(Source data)
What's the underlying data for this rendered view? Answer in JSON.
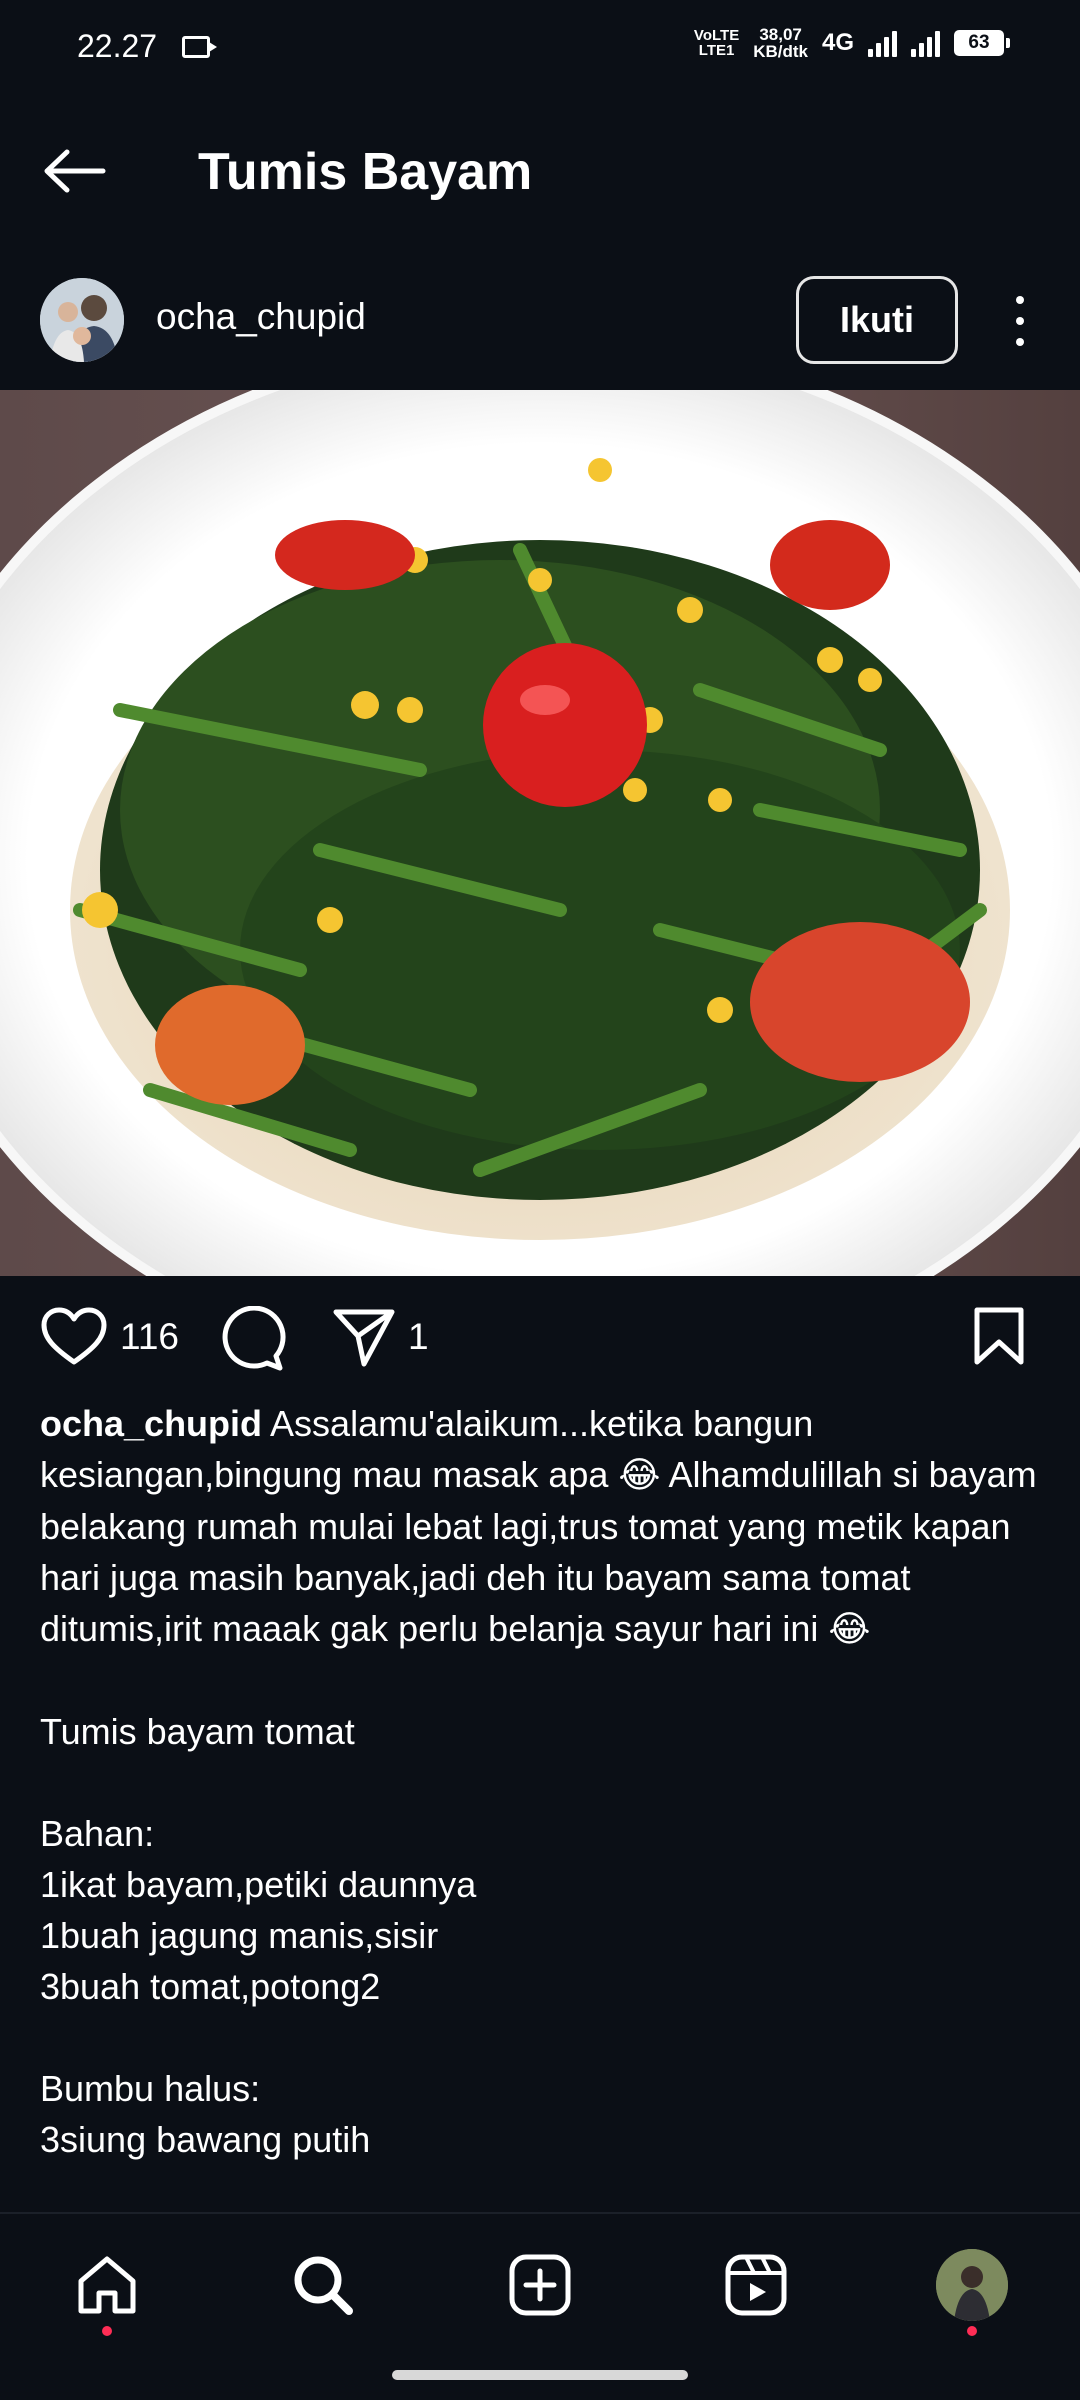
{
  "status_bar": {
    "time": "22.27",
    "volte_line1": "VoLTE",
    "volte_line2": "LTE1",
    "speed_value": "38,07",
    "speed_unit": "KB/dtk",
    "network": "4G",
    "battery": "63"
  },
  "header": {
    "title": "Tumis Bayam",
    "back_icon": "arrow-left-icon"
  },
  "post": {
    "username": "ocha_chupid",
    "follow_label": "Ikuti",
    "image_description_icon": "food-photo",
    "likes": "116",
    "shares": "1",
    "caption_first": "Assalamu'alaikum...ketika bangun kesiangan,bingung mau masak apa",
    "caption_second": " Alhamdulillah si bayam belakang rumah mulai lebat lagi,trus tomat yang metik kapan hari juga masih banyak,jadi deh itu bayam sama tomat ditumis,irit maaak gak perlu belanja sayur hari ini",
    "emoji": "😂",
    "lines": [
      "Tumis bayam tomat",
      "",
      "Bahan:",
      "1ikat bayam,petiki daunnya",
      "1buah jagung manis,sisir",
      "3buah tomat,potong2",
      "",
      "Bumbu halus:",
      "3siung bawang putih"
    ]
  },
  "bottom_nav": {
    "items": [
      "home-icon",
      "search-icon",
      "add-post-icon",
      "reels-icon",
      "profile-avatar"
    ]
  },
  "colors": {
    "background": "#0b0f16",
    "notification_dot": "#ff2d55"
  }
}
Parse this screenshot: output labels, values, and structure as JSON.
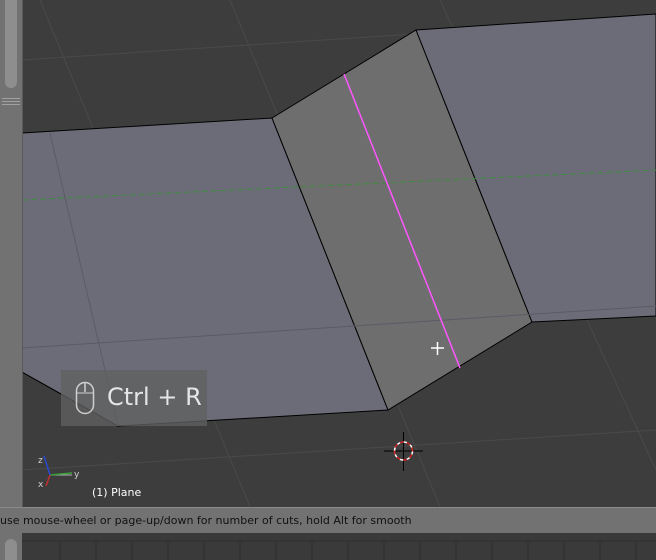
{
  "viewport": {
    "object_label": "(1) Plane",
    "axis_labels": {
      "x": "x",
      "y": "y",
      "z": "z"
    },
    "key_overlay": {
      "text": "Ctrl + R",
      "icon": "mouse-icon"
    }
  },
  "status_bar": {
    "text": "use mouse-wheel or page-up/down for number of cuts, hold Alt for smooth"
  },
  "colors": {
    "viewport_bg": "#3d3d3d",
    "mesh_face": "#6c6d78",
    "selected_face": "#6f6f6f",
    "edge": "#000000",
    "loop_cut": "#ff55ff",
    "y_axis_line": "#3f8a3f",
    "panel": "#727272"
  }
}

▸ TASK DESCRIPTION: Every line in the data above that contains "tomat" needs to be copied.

▸ EXERCISE OUTPUT:
    "caption_second": " Alhamdulillah si bayam belakang rumah mulai lebat lagi,trus tomat yang metik kapan hari juga masih banyak,jadi deh itu bayam sama tomat ditumis,irit maaak gak perlu belanja sayur hari ini",
      "Tumis bayam tomat",
      "3buah tomat,potong2",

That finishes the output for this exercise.